    Panera Bread 

    Breach announced: April 6, 2018 

    Breach details: More than 7 million Panera Bread customers are estimated to have had their ordering data swiped. Any customers who ordered online, or who used MyPanera in the 8 months leading up to the breach potentially had their names, email addresses, physical addresses, birthdates, and even their ordering habits, as well as the last four digits of their payment card exposed to potential fraud. 

     

    Google+ 

    Breach announced: March 1, 2018 & November 7, 2018 

    Breach details: In March Google announced it would be discontinuing Google+ after a Wall Street Journal article made the public aware of a software glitch within the platform that had exposed the personal profile data of more than 500,000 Google+ users. It happened again in November when Google was bombarded by a second data breach that exposed the information of 52.5 million users. Google has since announced intentions to shut down Google+ permanently by April of 2019, thus ending Google’s attempt to create a social media platform. 

     

    Saks Fifth Avenue 

    Breach announced: April 1, 2018 

    Breach details: Posh retail giants Lord & Taylor, Saks Fifth Avenue, and Saks OFF 5th fell victim to a sizeable data breach of their customer base on Easter. No less than 5 million customer credit and debit card numbers are thought to have been compromised. An audit of the breach estimates that every single North American location was put at risk. 

     

    MyFitnessPal 

    Breach announced: March 30, 2018 
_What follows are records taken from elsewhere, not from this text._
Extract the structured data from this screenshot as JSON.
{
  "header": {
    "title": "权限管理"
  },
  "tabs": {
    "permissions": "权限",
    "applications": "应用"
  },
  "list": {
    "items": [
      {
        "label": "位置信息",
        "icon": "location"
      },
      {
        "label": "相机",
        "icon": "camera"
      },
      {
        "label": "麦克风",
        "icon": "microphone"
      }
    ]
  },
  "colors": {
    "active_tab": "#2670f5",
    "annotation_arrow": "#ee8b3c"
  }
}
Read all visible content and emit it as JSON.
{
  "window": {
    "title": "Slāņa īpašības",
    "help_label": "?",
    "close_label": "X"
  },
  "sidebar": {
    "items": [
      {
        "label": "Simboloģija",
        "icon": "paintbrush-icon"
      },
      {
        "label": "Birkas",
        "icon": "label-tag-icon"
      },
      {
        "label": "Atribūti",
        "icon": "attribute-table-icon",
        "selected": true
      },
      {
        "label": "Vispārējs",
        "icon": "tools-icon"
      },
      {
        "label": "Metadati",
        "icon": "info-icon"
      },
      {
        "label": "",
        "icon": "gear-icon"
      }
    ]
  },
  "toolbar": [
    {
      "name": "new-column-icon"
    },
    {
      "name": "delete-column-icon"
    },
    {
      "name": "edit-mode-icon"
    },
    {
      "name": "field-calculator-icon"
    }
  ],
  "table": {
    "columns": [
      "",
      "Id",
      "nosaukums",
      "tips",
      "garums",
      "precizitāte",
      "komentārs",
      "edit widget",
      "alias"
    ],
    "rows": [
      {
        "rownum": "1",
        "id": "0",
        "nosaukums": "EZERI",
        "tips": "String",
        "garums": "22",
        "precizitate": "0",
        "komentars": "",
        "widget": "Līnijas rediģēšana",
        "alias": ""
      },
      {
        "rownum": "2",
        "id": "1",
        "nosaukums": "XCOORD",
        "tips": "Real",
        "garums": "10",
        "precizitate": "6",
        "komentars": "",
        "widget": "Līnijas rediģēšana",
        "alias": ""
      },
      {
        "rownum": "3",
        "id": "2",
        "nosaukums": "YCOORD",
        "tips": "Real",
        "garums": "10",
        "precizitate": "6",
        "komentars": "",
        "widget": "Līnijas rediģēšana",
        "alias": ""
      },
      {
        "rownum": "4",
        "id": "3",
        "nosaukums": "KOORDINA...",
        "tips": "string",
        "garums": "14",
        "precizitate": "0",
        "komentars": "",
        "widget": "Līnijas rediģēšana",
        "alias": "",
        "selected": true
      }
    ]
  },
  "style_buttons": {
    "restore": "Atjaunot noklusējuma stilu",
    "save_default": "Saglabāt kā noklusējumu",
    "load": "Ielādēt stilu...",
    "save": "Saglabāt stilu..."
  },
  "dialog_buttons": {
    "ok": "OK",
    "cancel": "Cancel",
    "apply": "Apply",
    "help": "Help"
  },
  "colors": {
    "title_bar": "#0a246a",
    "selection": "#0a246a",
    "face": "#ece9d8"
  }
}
    Breach details: In the spring the popular fitness app, MyFitnessPal, found out that 150 million user accounts were breached. Among the personal information put at risk was data about users’ step counts, diets, along with usernames, email addresses, and passwords. The company was hopeful that payment information was spared by hackers but were never able to verify it.  

     

    Orbitz 

    Breach announced: March 30, 2018 

    Breach details: The digital travel booking site Orbitz learned that hackers had accessed more than 880,000 credit and debit cards used by customers on their website. In addition to the payment card information, personal information such as birth dates, phone numbers, and email and billing addresses were all left exposed by the data breach.  

     

    Aadar 

    Breach announced: March 7, 2018 

    Breach details: More than 1.1 billion Indians saw their private information compromised, including their 12-digit ID numbers (the Indian equivalent of a Social Security number), and sensitive information such as bank account numbers and passwords. India’s government ID database, which is used to store a host of specific personal information about citizens, was left exposed by a state-owned utility company called Indane.  The fellow arm of government had failed to properly secure their software used to access the database, and inadvertently gave anyone access to Aadhar information that was trying to get a hold of it. 

     

    Preventing future breaches 

    We understand why some companies store user data to help improve customer service, but they better wise up when it comes to how they choose to do it, because no one signs up to have their private information given away to hackers on a silver platter. Taking proper steps to protect customers from cyber-criminals should be a top priority for 21st century companies. By mandating the encryption of all data transmissions, companies can help safeguard any data while it is in transit, which in concert with encrypted company email, and employing a VPN for any Wi-Fi networks can only help make things harder for hackers.  

    Whether it’s severely modifying the way they store user data and further restricting internal access to it or making sure they dump data after a certain timeframe, companies should feel absolutely obligated to make sure the sour record of data breaches in 2018 is never ever repeated again. And consumers should feel free to make sure businesses are paying attention, because if there’s one thing that will get a corporation’s attention more than a data breach it’s a data breach that costs them customers.